• **Goal of the exercise**: Repeat the entries below exactly and in full.

Dataset entries:
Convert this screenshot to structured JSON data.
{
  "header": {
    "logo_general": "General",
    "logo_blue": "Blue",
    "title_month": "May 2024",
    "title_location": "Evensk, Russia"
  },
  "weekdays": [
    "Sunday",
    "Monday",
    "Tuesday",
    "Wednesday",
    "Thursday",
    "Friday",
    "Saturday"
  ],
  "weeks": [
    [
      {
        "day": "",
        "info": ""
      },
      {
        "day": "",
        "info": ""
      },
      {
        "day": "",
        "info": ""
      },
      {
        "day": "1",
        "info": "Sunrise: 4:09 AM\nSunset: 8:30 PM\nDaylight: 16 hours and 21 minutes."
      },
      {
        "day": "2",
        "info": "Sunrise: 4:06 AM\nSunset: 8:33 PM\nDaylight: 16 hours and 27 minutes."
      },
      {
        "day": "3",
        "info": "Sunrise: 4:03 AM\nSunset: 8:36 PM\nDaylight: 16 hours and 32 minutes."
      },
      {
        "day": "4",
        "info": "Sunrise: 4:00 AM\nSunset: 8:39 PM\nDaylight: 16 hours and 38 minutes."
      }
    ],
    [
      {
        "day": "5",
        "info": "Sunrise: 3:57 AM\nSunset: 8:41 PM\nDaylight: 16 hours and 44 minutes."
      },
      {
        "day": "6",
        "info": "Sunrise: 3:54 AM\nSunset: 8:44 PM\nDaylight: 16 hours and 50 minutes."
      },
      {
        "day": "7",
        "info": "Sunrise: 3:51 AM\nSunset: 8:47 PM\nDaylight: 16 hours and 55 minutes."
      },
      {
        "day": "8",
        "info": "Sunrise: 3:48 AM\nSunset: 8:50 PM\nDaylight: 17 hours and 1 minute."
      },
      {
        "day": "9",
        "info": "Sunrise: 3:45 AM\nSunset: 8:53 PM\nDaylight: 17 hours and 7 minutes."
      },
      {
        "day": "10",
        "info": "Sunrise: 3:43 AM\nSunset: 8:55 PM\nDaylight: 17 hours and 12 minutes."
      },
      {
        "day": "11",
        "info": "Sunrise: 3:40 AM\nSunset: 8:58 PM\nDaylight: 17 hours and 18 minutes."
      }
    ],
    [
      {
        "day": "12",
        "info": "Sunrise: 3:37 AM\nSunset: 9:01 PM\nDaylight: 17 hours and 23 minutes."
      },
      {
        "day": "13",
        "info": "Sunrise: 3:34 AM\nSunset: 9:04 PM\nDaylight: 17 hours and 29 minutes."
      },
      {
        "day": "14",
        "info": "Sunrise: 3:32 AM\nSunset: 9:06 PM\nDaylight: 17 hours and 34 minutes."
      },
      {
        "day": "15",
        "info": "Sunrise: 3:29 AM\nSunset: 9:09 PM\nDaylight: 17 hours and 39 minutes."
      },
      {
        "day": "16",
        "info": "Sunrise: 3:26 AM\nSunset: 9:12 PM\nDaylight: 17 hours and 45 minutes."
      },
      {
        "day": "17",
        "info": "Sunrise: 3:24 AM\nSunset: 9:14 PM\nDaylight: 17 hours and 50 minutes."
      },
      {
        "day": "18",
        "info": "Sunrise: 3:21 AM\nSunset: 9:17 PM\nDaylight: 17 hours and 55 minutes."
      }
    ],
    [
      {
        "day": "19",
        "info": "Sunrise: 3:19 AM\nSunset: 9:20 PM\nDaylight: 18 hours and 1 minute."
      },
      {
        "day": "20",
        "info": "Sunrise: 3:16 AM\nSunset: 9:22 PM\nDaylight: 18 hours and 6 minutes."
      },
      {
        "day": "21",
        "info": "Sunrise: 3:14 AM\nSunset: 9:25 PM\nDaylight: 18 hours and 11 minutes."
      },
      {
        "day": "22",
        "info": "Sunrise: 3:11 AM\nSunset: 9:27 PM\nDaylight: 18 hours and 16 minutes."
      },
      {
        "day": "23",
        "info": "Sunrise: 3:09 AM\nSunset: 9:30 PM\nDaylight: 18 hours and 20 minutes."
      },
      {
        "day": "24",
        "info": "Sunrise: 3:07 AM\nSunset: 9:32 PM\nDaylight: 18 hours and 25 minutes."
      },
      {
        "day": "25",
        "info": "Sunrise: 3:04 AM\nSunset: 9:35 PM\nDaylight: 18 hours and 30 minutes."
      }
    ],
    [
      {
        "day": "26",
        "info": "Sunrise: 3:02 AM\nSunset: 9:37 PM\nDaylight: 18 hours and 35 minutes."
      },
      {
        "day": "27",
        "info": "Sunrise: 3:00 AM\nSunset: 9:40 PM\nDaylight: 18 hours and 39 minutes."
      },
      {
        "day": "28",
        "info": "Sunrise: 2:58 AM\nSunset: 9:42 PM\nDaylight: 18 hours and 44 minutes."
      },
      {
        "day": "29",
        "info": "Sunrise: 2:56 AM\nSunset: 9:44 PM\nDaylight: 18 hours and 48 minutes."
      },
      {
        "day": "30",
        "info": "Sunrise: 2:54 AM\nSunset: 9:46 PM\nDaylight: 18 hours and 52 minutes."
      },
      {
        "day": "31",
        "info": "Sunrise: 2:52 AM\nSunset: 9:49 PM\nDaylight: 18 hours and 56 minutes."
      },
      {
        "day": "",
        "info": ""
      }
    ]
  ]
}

• **Answer to the exercise**:
Convert this screenshot to structured JSON data.
{
  "header": {
    "logo_general": "General",
    "logo_blue": "Blue",
    "title_month": "May 2024",
    "title_location": "Evensk, Russia"
  },
  "weekdays": [
    "Sunday",
    "Monday",
    "Tuesday",
    "Wednesday",
    "Thursday",
    "Friday",
    "Saturday"
  ],
  "weeks": [
    [
      {
        "day": "",
        "info": ""
      },
      {
        "day": "",
        "info": ""
      },
      {
        "day": "",
        "info": ""
      },
      {
        "day": "1",
        "info": "Sunrise: 4:09 AM\nSunset: 8:30 PM\nDaylight: 16 hours and 21 minutes."
      },
      {
        "day": "2",
        "info": "Sunrise: 4:06 AM\nSunset: 8:33 PM\nDaylight: 16 hours and 27 minutes."
      },
      {
        "day": "3",
        "info": "Sunrise: 4:03 AM\nSunset: 8:36 PM\nDaylight: 16 hours and 32 minutes."
      },
      {
        "day": "4",
        "info": "Sunrise: 4:00 AM\nSunset: 8:39 PM\nDaylight: 16 hours and 38 minutes."
      }
    ],
    [
      {
        "day": "5",
        "info": "Sunrise: 3:57 AM\nSunset: 8:41 PM\nDaylight: 16 hours and 44 minutes."
      },
      {
        "day": "6",
        "info": "Sunrise: 3:54 AM\nSunset: 8:44 PM\nDaylight: 16 hours and 50 minutes."
      },
      {
        "day": "7",
        "info": "Sunrise: 3:51 AM\nSunset: 8:47 PM\nDaylight: 16 hours and 55 minutes."
      },
      {
        "day": "8",
        "info": "Sunrise: 3:48 AM\nSunset: 8:50 PM\nDaylight: 17 hours and 1 minute."
      },
      {
        "day": "9",
        "info": "Sunrise: 3:45 AM\nSunset: 8:53 PM\nDaylight: 17 hours and 7 minutes."
      },
      {
        "day": "10",
        "info": "Sunrise: 3:43 AM\nSunset: 8:55 PM\nDaylight: 17 hours and 12 minutes."
      },
      {
        "day": "11",
        "info": "Sunrise: 3:40 AM\nSunset: 8:58 PM\nDaylight: 17 hours and 18 minutes."
      }
    ],
    [
      {
        "day": "12",
        "info": "Sunrise: 3:37 AM\nSunset: 9:01 PM\nDaylight: 17 hours and 23 minutes."
      },
      {
        "day": "13",
        "info": "Sunrise: 3:34 AM\nSunset: 9:04 PM\nDaylight: 17 hours and 29 minutes."
      },
      {
        "day": "14",
        "info": "Sunrise: 3:32 AM\nSunset: 9:06 PM\nDaylight: 17 hours and 34 minutes."
      },
      {
        "day": "15",
        "info": "Sunrise: 3:29 AM\nSunset: 9:09 PM\nDaylight: 17 hours and 39 minutes."
      },
      {
        "day": "16",
        "info": "Sunrise: 3:26 AM\nSunset: 9:12 PM\nDaylight: 17 hours and 45 minutes."
      },
      {
        "day": "17",
        "info": "Sunrise: 3:24 AM\nSunset: 9:14 PM\nDaylight: 17 hours and 50 minutes."
      },
      {
        "day": "18",
        "info": "Sunrise: 3:21 AM\nSunset: 9:17 PM\nDaylight: 17 hours and 55 minutes."
      }
    ],
    [
      {
        "day": "19",
        "info": "Sunrise: 3:19 AM\nSunset: 9:20 PM\nDaylight: 18 hours and 1 minute."
      },
      {
        "day": "20",
        "info": "Sunrise: 3:16 AM\nSunset: 9:22 PM\nDaylight: 18 hours and 6 minutes."
      },
      {
        "day": "21",
        "info": "Sunrise: 3:14 AM\nSunset: 9:25 PM\nDaylight: 18 hours and 11 minutes."
      },
      {
        "day": "22",
        "info": "Sunrise: 3:11 AM\nSunset: 9:27 PM\nDaylight: 18 hours and 16 minutes."
      },
      {
        "day": "23",
        "info": "Sunrise: 3:09 AM\nSunset: 9:30 PM\nDaylight: 18 hours and 20 minutes."
      },
      {
        "day": "24",
        "info": "Sunrise: 3:07 AM\nSunset: 9:32 PM\nDaylight: 18 hours and 25 minutes."
      },
      {
        "day": "25",
        "info": "Sunrise: 3:04 AM\nSunset: 9:35 PM\nDaylight: 18 hours and 30 minutes."
      }
    ],
    [
      {
        "day": "26",
        "info": "Sunrise: 3:02 AM\nSunset: 9:37 PM\nDaylight: 18 hours and 35 minutes."
      },
      {
        "day": "27",
        "info": "Sunrise: 3:00 AM\nSunset: 9:40 PM\nDaylight: 18 hours and 39 minutes."
      },
      {
        "day": "28",
        "info": "Sunrise: 2:58 AM\nSunset: 9:42 PM\nDaylight: 18 hours and 44 minutes."
      },
      {
        "day": "29",
        "info": "Sunrise: 2:56 AM\nSunset: 9:44 PM\nDaylight: 18 hours and 48 minutes."
      },
      {
        "day": "30",
        "info": "Sunrise: 2:54 AM\nSunset: 9:46 PM\nDaylight: 18 hours and 52 minutes."
      },
      {
        "day": "31",
        "info": "Sunrise: 2:52 AM\nSunset: 9:49 PM\nDaylight: 18 hours and 56 minutes."
      },
      {
        "day": "",
        "info": ""
      }
    ]
  ]
}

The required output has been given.